Words by Octavio Paz
Certain artists aspire to see what has never been seen before; others, to see in a way that no one has ever seen before. Tamayo belongs to the second lineage. To see the world with different eyes, in his case, means to see it as if his gaze were the primordial gaze. A pitiless and immediate vision, an almost inhuman clear-sightedness, rarely attained save by a very few artists. Between our gaze and the world, images previously produced by habit, culture, museums, or ideologies interpose themselves. The first thing a painter must do is to brush away from his eyes the spiderwebs of styles and schools.
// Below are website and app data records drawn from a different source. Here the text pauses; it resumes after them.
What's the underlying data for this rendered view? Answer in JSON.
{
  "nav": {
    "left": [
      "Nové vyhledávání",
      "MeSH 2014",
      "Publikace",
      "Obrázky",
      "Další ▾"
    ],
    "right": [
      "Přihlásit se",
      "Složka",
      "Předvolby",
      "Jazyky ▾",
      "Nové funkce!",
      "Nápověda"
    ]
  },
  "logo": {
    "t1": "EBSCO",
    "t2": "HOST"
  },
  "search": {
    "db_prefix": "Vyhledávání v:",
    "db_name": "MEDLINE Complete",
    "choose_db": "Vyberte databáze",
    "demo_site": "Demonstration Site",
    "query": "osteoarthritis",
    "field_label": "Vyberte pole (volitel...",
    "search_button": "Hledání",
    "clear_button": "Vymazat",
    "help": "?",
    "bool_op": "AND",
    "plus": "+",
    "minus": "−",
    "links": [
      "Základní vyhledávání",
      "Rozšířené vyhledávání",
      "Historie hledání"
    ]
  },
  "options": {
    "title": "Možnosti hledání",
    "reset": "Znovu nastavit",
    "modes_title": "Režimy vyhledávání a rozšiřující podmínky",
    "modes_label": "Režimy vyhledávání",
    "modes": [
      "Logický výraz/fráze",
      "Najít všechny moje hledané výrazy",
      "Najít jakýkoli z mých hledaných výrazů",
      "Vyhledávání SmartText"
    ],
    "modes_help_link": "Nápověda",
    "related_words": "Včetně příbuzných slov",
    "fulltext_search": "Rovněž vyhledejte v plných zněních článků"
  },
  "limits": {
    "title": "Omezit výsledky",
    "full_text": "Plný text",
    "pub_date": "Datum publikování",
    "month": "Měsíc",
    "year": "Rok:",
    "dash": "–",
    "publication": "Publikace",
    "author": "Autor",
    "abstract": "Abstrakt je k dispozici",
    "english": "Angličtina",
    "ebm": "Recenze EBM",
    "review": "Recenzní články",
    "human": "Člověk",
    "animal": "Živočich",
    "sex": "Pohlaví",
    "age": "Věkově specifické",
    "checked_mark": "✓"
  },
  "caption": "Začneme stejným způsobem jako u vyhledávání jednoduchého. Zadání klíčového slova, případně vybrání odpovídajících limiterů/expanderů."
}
The experience is dizzying and blinding: the world leaps to our eyes with the innocent ferocity of what is too alive. Seeing without intermediaries: a painful apprenticeship that never ends. Perhaps that is why painters, unlike poets, create their freshest works at the end of their days: once they have grown old they manage to see like children. Asceticism of vision: the hand learning to obey the eye and not the head, until the head stops thinking and begins to see, until the hand conceives and the eye thinks. To see the world in this way is to see it with one's whole body and mind, to regain the original unity in order to win back the original gaze. The primordial gaze: the gaze that is neither before nor afterthought, the gaze that thinks. The thinking of that gaze tears off the rind and the crust of the world, opens it like a fruit. Reality is not what we see but what we discover.
Octavio Paz, Essays on Mexican Art (USA: Harcourt Brace, 1987), p. 210, 211. Artwork by Rufino Tamayo, Woman with Pineapple, ca. 1941.